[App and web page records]

Start of Block

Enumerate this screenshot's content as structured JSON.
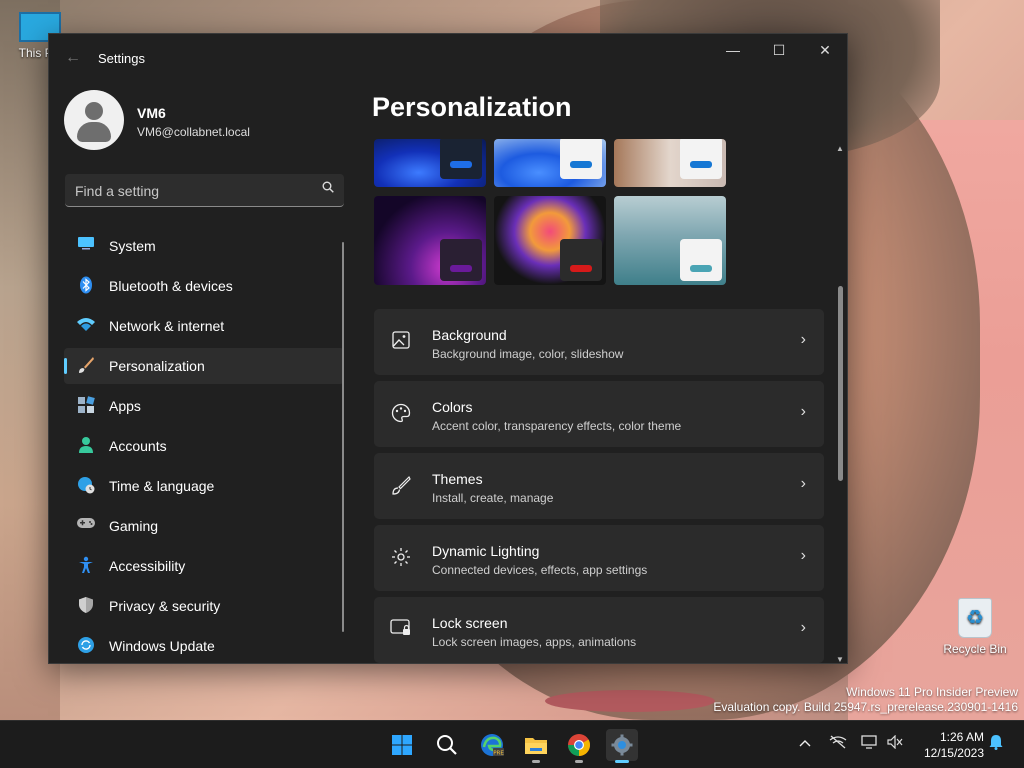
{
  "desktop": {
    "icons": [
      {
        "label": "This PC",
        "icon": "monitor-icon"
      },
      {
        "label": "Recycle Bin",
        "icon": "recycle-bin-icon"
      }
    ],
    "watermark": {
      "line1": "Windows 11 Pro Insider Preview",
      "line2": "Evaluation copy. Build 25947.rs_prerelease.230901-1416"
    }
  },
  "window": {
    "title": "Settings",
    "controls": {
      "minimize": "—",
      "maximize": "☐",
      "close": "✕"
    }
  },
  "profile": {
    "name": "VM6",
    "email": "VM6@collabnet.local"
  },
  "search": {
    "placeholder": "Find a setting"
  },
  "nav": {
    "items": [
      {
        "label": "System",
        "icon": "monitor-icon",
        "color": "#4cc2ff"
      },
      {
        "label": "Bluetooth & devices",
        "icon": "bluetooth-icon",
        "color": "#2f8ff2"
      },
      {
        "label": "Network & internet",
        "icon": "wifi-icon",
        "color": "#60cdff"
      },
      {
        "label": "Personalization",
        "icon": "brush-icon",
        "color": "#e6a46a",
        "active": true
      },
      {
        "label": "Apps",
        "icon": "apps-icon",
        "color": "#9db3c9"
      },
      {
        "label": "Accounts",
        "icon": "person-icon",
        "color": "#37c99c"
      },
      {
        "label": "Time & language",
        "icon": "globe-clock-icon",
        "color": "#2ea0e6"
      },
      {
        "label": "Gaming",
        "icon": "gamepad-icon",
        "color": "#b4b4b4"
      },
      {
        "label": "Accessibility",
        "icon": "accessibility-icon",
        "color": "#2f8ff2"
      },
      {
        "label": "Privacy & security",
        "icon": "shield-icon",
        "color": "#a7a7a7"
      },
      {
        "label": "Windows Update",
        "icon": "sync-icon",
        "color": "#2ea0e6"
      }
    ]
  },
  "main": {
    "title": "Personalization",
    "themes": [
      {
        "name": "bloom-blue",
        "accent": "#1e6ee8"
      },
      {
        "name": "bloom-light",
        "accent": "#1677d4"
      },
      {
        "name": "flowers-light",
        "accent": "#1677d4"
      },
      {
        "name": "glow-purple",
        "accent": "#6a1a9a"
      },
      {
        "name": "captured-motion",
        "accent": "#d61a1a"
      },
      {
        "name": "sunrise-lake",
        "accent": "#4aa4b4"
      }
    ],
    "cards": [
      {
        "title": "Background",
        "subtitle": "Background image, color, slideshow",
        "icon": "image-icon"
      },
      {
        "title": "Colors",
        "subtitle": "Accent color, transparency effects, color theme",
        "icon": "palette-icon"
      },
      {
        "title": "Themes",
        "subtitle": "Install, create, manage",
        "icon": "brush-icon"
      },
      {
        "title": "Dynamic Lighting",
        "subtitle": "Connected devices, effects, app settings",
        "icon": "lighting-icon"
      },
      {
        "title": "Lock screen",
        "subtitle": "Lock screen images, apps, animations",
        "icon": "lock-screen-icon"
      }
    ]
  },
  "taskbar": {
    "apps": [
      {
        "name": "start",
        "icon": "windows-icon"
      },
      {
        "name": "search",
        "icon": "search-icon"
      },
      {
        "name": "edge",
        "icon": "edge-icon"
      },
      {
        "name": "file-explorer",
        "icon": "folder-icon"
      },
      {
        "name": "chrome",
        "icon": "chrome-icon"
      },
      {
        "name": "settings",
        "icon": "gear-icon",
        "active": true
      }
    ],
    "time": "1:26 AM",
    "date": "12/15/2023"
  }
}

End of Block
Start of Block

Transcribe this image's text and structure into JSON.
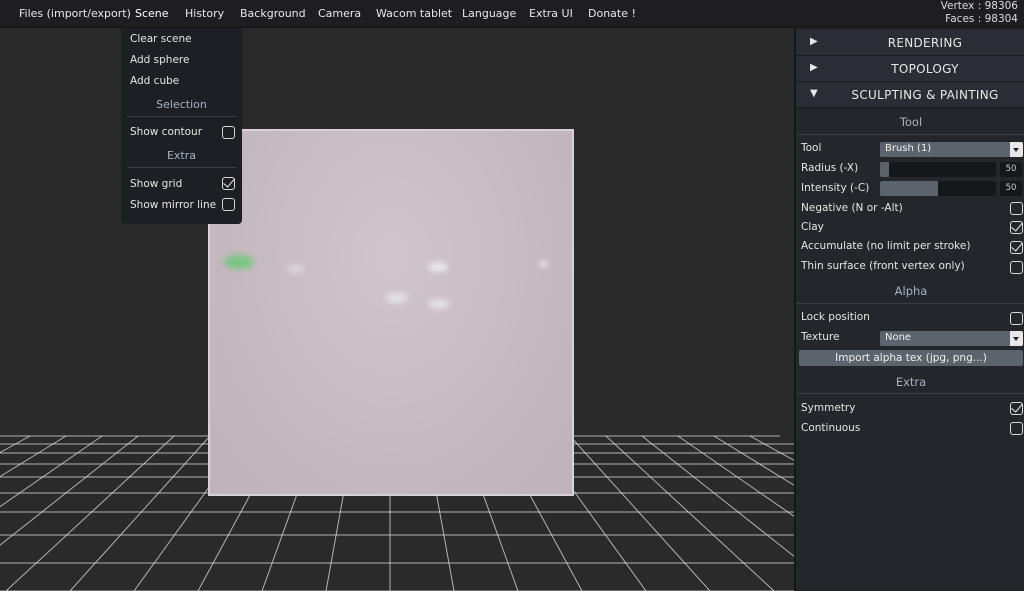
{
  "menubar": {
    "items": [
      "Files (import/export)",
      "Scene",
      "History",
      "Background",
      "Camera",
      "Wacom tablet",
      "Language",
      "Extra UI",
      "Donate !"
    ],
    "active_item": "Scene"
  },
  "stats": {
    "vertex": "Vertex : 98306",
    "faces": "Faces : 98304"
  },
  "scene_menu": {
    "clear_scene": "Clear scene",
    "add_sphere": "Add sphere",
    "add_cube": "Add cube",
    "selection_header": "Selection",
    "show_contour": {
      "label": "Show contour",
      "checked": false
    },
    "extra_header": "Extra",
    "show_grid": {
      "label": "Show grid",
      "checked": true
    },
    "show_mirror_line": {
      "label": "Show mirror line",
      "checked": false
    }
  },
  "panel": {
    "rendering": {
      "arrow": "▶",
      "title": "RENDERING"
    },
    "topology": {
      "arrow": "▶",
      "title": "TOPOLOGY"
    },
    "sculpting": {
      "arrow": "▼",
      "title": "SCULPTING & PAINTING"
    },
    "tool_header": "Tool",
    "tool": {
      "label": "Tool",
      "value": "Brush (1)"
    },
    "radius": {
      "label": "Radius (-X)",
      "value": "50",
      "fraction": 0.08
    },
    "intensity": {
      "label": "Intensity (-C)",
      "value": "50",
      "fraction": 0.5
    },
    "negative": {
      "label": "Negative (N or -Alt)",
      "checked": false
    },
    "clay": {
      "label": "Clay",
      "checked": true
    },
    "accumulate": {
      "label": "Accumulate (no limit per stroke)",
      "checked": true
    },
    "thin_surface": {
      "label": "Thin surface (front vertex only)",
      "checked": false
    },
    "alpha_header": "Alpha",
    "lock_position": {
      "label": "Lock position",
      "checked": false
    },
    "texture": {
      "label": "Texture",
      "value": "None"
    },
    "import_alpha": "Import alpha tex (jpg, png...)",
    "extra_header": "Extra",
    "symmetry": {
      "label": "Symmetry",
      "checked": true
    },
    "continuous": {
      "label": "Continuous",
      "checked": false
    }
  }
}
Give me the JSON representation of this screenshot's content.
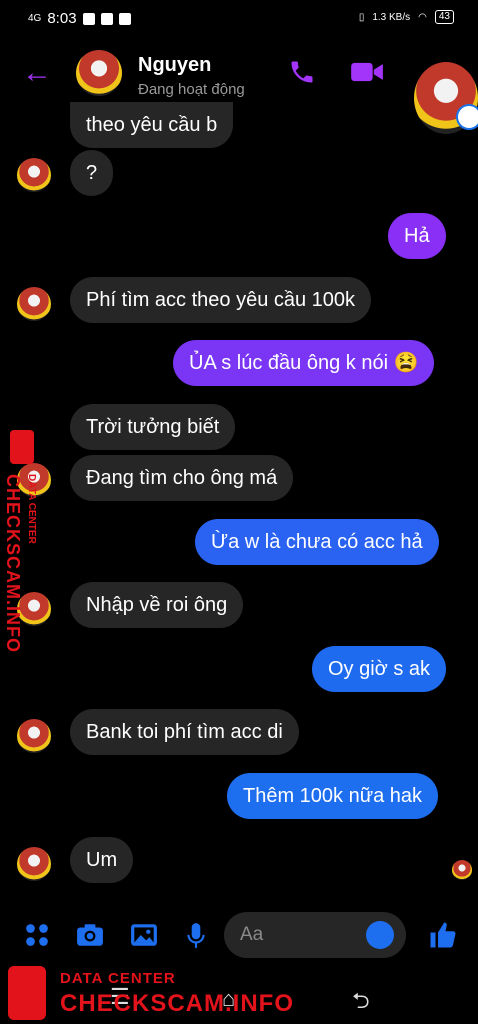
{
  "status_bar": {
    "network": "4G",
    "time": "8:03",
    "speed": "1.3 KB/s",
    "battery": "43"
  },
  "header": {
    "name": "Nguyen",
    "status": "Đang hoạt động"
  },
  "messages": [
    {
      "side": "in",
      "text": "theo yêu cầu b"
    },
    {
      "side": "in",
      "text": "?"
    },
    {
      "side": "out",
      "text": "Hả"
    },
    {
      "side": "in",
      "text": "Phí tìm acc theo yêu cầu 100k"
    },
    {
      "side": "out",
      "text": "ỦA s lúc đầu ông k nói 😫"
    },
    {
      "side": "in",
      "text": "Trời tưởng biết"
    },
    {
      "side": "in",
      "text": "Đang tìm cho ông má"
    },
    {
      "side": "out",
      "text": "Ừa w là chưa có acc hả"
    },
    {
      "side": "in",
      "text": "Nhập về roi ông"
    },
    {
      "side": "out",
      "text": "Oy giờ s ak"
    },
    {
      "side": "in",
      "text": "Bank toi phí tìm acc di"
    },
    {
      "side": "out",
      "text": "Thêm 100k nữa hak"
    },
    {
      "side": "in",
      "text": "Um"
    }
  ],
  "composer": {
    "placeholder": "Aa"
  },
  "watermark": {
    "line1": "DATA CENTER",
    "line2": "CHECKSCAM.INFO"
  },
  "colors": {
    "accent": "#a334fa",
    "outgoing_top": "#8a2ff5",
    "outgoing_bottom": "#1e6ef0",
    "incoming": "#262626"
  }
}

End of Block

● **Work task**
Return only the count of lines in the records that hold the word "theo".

● **Response area**
2